Its seven levels of classification are as follows:

Kingdom - Animalia
Phylum - Chordata
Class - Mammalia
Order - Cetartiodactyla
Family - Bovidae
Genus - Antidorcas
Species – Antidorcas marsupialis

Physical description of a Springbok

Springboks are usually confused with Impalas. Both species of herbivores are found in the southern parts of the African continent, and they share similar physical attributes that can be difficult to distinguish.

Little did most people know that there is one thing that can make them easily distinguishable from one another. Both male and female Springboks have strong, lyre-shaped horns that stand 35 to 50 cm long. On the other hand, only male Impalas have horns.

A Springbok possesses slender and long legs. They can grow to an average of 71 to 86 cm at the shoulder and weighs an average of 27 to 42 kg. Its face is white in color, a black line runs from its eyes to the corners of its mouth. It is covered in a light-brown coat with a reddish-brown streak that runs from the upper foreleg to its buttocks.

Where can you spot a Springbok?

Springboks are native to southern and southwestern areas in Africa. They are rampant in countries such as Namibia, Angola, Botswana, and South Africa.

Since they are herbivores, they inhabit open plains rich in grass and plants. Some Springboks are also sighted in desserts, shrublands, treeless savannas, and in the Highveld plateau located in South Africa.

Food Habits of a Springbok

Springboks are excellent adaptive browsers—they shift from one food source to another when the season changes. They feed on grass, young succulent grasses, flowers, and shrubs. They get hydrated through their food sources; therefore, they can survive dry seasons without any water source, which serves them great during dry seasons, saving them from dehydration. During extreme circumstances, Springboks seeks out water sources.

More interesting facts you should know about Springboks

This species is known for its peculiar way of leaping called pronking or strotting behavior, a movement they make when they showcase multiple leaps in the air. They like springing in the air, hence their name "spring," meaning jump, and "bok," meaning antelope. Pronkings have various functions. For one thing, it signifies as a distraction to predators such as cheetahs and lions. Springboks who jump higher, faster, and are usually more fit, are more likely to be saved from being killed. It is also a social function—the skin on its back produces a strong, sweet-smelling secretion that sends a message to others of its kind.

The breeding season happens the whole year, but peaks during the wet season when food sources are abundant. A female Springbok undergoes a 25-week of gestation period and then gives birth to a single lamb. Mother Springboks play a vital role in the upbringing of their young Springboks, as they tend to live in herds made up of female Springboks and a few dominant male Springboks.
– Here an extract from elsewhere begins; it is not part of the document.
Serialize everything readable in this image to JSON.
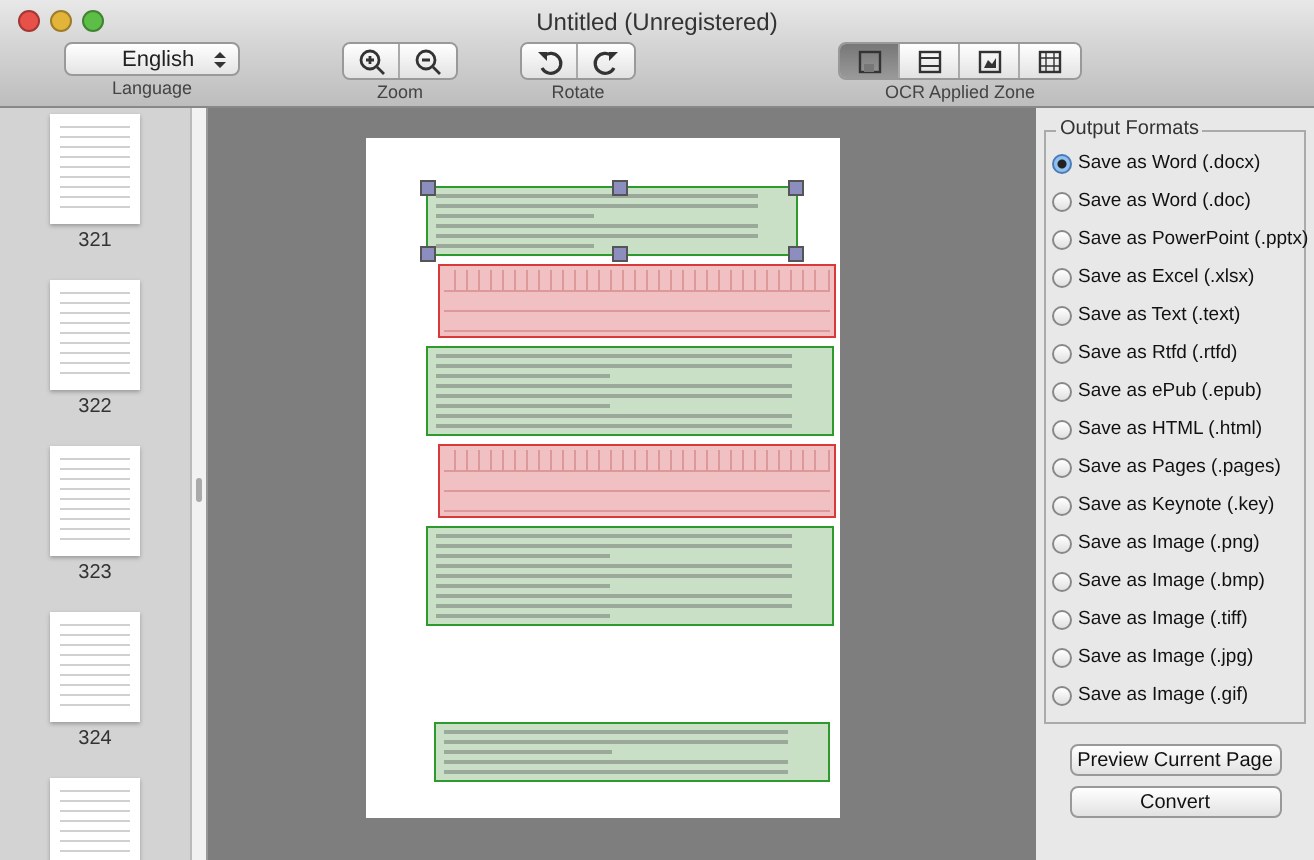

Springboks are popular attractions for tourists in zoos and farms. Back in the day, Springboks were hunted by Dutch farmers because they ruined their crops. But today, only professional hunters can hunt them.